The WSJ 's medical health blog talks about general surgeon being the primary care docs for surgery and echoes the thoughts of several bloggers ( see here ) for one who inform us that the ranks of the general surgeon is decreasing much as the primary care docs are seeing refuge elsewhere and for much the same reasons.
Back in day when I was an internist in training we thought about the general surgeon as the other group of "real docs",we internists were the really real docs, all jokes about surgeons notwithstanding.OK, we should have included peds but I think we meant that when someone was "really sick" you would need an internist or a surgeon or both. They would take care of the horrible surgical abdomen patients regardless of what the cause.Perforated bowel, leaking aneurysm,gall bladder, ruptured appendix-all were within their area of expertise. In the strange now forgotten "system" under which we trained the first year medical resident was called to evaluate patients in the area of the hospital that was sort of an ER and sort of a triage out patient area. From time to time there would be a dispute as to whether the patients was "surgical" or "medical". In some of that encounters I would find myself completely out manned facing off with a senior surgery resident who had by that time endured some 4 or 5 years of post MD degree rigorous surgical training. I still admire the skill , confidence and medical expertise of those folks and what they went through to obtain that experience and expertise as I did in practice when I called a general surgeon at 2:00 am .

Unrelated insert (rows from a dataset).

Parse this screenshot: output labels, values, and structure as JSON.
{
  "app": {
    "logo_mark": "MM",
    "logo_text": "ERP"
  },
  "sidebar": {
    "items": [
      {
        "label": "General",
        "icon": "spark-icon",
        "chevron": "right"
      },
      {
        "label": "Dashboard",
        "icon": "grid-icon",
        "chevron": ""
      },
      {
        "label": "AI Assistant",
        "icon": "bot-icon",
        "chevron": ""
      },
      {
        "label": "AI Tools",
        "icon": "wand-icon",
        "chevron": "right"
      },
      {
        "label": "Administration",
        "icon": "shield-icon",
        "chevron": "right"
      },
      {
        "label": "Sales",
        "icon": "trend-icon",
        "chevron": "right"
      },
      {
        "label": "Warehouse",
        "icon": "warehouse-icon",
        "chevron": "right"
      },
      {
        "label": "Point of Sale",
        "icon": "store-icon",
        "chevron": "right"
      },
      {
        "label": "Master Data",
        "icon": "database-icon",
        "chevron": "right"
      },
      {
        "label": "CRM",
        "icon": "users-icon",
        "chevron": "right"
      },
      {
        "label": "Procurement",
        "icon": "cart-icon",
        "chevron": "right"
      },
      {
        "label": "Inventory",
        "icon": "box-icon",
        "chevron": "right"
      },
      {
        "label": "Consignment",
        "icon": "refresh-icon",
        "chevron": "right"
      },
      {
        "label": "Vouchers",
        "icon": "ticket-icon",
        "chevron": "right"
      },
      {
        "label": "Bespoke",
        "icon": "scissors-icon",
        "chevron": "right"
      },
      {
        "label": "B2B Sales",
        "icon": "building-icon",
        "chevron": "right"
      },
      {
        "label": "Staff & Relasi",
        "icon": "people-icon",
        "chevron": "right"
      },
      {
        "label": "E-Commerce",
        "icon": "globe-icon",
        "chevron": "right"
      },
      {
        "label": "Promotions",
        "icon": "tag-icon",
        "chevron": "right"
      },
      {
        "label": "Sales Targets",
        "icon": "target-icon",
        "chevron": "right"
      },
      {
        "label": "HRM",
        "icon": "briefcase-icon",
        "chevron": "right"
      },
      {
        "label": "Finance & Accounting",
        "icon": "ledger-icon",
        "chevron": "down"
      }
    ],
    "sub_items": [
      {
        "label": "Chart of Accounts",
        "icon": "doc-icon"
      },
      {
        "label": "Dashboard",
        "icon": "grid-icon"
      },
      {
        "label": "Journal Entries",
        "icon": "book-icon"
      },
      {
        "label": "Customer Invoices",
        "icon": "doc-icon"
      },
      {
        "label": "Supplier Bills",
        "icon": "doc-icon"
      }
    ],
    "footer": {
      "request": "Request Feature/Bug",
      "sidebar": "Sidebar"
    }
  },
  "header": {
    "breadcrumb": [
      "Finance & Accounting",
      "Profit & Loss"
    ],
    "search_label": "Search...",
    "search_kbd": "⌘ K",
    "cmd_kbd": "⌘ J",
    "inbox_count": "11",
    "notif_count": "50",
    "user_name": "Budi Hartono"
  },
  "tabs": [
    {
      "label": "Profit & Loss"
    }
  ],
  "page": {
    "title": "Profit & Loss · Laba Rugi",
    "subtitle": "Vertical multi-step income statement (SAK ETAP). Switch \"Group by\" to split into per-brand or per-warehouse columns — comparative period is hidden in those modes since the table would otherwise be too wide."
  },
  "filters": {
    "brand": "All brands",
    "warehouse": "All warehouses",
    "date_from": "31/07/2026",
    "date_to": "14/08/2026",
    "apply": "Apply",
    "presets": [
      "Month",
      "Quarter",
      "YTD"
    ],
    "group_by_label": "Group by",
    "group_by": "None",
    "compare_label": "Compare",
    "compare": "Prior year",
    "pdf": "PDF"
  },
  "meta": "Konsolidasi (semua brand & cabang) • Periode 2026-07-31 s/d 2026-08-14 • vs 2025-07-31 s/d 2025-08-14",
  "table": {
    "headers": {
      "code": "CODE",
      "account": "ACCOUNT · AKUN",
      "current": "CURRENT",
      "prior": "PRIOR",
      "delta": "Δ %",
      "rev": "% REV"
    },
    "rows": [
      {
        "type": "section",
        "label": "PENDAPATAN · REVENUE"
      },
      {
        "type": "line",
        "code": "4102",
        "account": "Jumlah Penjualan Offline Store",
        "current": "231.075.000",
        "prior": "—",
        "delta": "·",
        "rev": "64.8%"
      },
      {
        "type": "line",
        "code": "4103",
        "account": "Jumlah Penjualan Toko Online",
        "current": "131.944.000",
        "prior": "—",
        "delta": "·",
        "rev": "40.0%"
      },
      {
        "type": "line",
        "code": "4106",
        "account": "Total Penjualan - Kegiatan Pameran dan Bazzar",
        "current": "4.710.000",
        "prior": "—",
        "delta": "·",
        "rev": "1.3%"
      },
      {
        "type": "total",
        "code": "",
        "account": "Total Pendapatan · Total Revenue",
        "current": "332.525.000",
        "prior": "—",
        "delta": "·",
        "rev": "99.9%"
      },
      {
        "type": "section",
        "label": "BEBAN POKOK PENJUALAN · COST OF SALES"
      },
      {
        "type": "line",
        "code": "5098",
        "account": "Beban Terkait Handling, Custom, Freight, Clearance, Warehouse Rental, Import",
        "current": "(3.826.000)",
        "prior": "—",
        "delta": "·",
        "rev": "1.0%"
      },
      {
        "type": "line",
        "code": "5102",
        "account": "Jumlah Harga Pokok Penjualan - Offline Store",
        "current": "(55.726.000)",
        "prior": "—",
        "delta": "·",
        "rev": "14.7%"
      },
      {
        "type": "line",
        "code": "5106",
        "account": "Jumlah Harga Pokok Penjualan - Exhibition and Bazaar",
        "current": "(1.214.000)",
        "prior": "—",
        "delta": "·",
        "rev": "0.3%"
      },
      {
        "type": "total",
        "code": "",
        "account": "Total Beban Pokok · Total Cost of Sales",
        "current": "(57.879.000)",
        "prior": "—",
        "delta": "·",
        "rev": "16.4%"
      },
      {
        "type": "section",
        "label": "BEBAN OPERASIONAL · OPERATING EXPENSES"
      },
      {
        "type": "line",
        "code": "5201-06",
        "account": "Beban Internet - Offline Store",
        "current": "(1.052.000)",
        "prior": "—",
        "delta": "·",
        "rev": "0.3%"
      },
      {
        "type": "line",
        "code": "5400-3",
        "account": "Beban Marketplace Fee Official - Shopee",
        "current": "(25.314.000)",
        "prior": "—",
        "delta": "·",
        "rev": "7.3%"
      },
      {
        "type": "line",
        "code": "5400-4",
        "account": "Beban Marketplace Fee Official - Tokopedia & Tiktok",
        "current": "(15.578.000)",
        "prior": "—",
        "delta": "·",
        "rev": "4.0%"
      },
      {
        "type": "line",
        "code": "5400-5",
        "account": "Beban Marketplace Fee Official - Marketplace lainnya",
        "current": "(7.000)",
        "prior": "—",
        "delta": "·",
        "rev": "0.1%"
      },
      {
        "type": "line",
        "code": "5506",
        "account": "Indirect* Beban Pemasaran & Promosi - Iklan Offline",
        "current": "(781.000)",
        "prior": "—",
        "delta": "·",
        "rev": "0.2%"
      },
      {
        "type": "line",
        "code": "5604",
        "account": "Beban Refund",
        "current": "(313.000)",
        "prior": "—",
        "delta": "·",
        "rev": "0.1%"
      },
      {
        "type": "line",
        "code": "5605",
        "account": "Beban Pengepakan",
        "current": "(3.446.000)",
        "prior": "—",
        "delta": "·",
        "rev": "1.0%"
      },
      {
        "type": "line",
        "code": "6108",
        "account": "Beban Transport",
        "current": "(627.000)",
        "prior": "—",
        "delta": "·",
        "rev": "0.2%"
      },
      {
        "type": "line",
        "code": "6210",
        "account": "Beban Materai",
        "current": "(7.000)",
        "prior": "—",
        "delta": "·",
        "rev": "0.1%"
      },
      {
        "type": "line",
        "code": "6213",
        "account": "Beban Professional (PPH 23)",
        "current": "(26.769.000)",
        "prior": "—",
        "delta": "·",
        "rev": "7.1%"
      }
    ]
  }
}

Fewer freshly minted internists go on to do primary care as more and more become sub-specialists or hospitalists and fewer rookie surgeons go on to do general surgery as more and more do sub-specialty fellowships. Money,control of one's practice and "life style" concerns appear to be the major culprit drivers in this shift as third party payers continue to squeeze the purses and tighten the controls and drain the joy out of being a physician.
I think back attending sick patients and calling in a general surgeon to help sort it out (and sometimes fix it and often follow the patient with me though an often complicated and challenging course in the hospital) and wonder who will be available to play those roles should I be on the other end of the stethoscope and knife. Emmylou Harris's song comes to mind.